Israel’s participation in the Eurovision Song Contest is being protested in Malmö, Sweden, where the event is being hosted on May 9, 2024.

Atila Altuntas/Anadolu via Getty Images

Despite the negative crowd reaction inside and outside the arena, Golan’s song was one of 10 that advanced from Thursday’s second semi-final to the live televised final on Saturday, when another large pro-Palestine protest is planned.

Golan has become a lightning rod for wider criticism of Israel’s ongoing war in Gaza, that according to Gazan health officials has led to the death of over 34,000 people in seven months. The inclusion of Israel, a Eurovision winner in 1978, 1979, 1998 and 2018, in this year’s contest has sparked furious debate across Europe, particularly as Russia was barred from the event in 2022 after it invaded Ukraine.

Eurovision is ordinarily non-political, but geopolitics have come to the fore in recent times and this year’s event has become the most divisive in living memory. Across Europe, national broadcasters who make up the European Broadcasting Union, the body that oversees Eurovision, have been petitioned and faced rising calls to boycott this year’s event over Israel’s inclusion due to the war in Gaza. The EBU, in contrast, has doubled down and dismissed calls to ban Israel.

Before the contest began in earnest, the EBU, trying, and seemingly failing, to stick to its non-political principles, requested that the Israeli entry change the title and some lyrics of their song. Golan’s song was originally called “October Rain” which, along with some specific lyrics, was deemed to be a reference to the Oct. 7 terrorist attacks on Israel. After a storm of controversy and a refusal from the Israelis to change anything, a compromise was reached after the country’s President Isaac Herzog called for “necessary adjustments” so that Israel could compete.

On March 29, several Eurovision entrants released a joint statement calling for “an immediate and lasting ceasefire” in Gaza as well as the return of the Israeli hostages held by Hamas. The statement was signed by acts including Bambie Thug (Ireland), Gåte (Norway), Iolanda (Portugal), Megara (San Marino), Mustii (Belgium), Nemo (Switzerland), Olly Alexander (United Kingdom), Saba (Denmark), Silvester Belt (Lithuania) and Windows95man (Finland).

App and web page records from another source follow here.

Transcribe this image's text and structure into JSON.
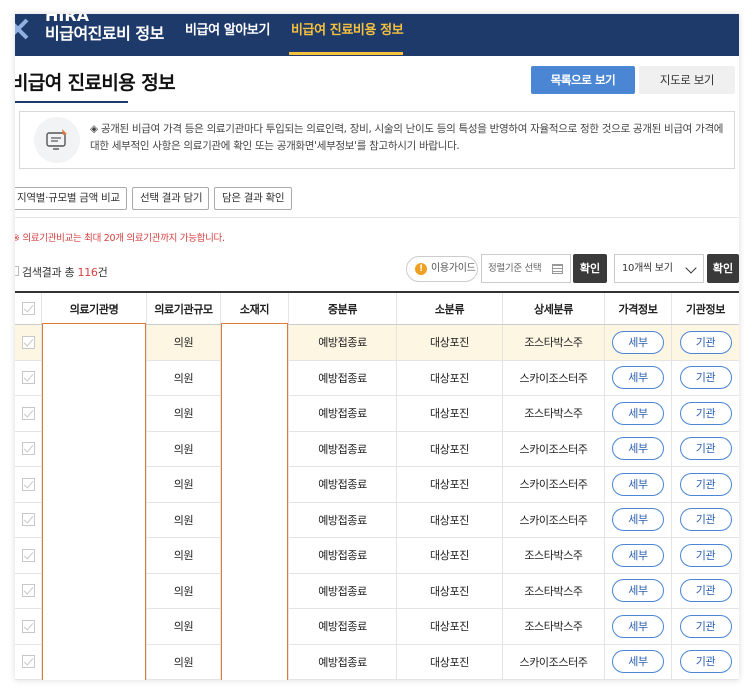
{
  "header": {
    "logo_top": "HIRA",
    "logo_sub": "비급여진료비 정보",
    "nav": [
      "비급여 알아보기",
      "비급여 진료비용 정보"
    ]
  },
  "page": {
    "title": "비급여 진료비용 정보",
    "view_list": "목록으로 보기",
    "view_map": "지도로 보기"
  },
  "notice": {
    "text": "◈ 공개된 비급여 가격 등은 의료기관마다 투입되는 의료인력, 장비, 시술의 난이도 등의 특성을 반영하여 자율적으로 정한 것으로 공개된 비급여 가격에 대한 세부적인 사항은 의료기관에 확인 또는 공개화면'세부정보'를 참고하시기 바랍니다."
  },
  "actions": [
    "지역별·규모별 금액 비교",
    "선택 결과 담기",
    "담은 결과 확인"
  ],
  "warning": "※ 의료기관비교는 최대 20개 의료기관까지 가능합니다.",
  "results": {
    "prefix": "검색결과 총 ",
    "count": "116",
    "suffix": "건",
    "guide": "이용가이드",
    "sort_placeholder": "정렬기준 선택",
    "confirm": "확인",
    "page_size": "10개씩 보기"
  },
  "table": {
    "headers": [
      "의료기관명",
      "의료기관규모",
      "소재지",
      "중분류",
      "소분류",
      "상세분류",
      "가격정보",
      "기관정보"
    ],
    "rows": [
      {
        "size": "의원",
        "mid": "예방접종료",
        "small": "대상포진",
        "detail": "조스타박스주",
        "price": "세부",
        "org": "기관"
      },
      {
        "size": "의원",
        "mid": "예방접종료",
        "small": "대상포진",
        "detail": "스카이조스터주",
        "price": "세부",
        "org": "기관"
      },
      {
        "size": "의원",
        "mid": "예방접종료",
        "small": "대상포진",
        "detail": "조스타박스주",
        "price": "세부",
        "org": "기관"
      },
      {
        "size": "의원",
        "mid": "예방접종료",
        "small": "대상포진",
        "detail": "스카이조스터주",
        "price": "세부",
        "org": "기관"
      },
      {
        "size": "의원",
        "mid": "예방접종료",
        "small": "대상포진",
        "detail": "스카이조스터주",
        "price": "세부",
        "org": "기관"
      },
      {
        "size": "의원",
        "mid": "예방접종료",
        "small": "대상포진",
        "detail": "스카이조스터주",
        "price": "세부",
        "org": "기관"
      },
      {
        "size": "의원",
        "mid": "예방접종료",
        "small": "대상포진",
        "detail": "조스타박스주",
        "price": "세부",
        "org": "기관"
      },
      {
        "size": "의원",
        "mid": "예방접종료",
        "small": "대상포진",
        "detail": "조스타박스주",
        "price": "세부",
        "org": "기관"
      },
      {
        "size": "의원",
        "mid": "예방접종료",
        "small": "대상포진",
        "detail": "조스타박스주",
        "price": "세부",
        "org": "기관"
      },
      {
        "size": "의원",
        "mid": "예방접종료",
        "small": "대상포진",
        "detail": "스카이조스터주",
        "price": "세부",
        "org": "기관"
      }
    ]
  },
  "colors": {
    "header_bg": "#1d3a6b",
    "accent_yellow": "#f5c03d",
    "primary_blue": "#4a86d4",
    "warning_red": "#d64040"
  }
}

The EBU has further sent down an edict to entrants to refrain from political symbols and statements during performances to adhere to the contest’s non-political nature. The BBC reports that Ireland’s Bambie Thug said they were “ordered” to remove political gestures from an outfit ahead of their semi-final performance, adding that their costume had originally included references to “ceasefire” and “freedom for Palestine” written in ancient Celtic writing known as Ogham. Fans were also been warned not to bring Palestinian flags or symbols into the Eurovision venue.





Source link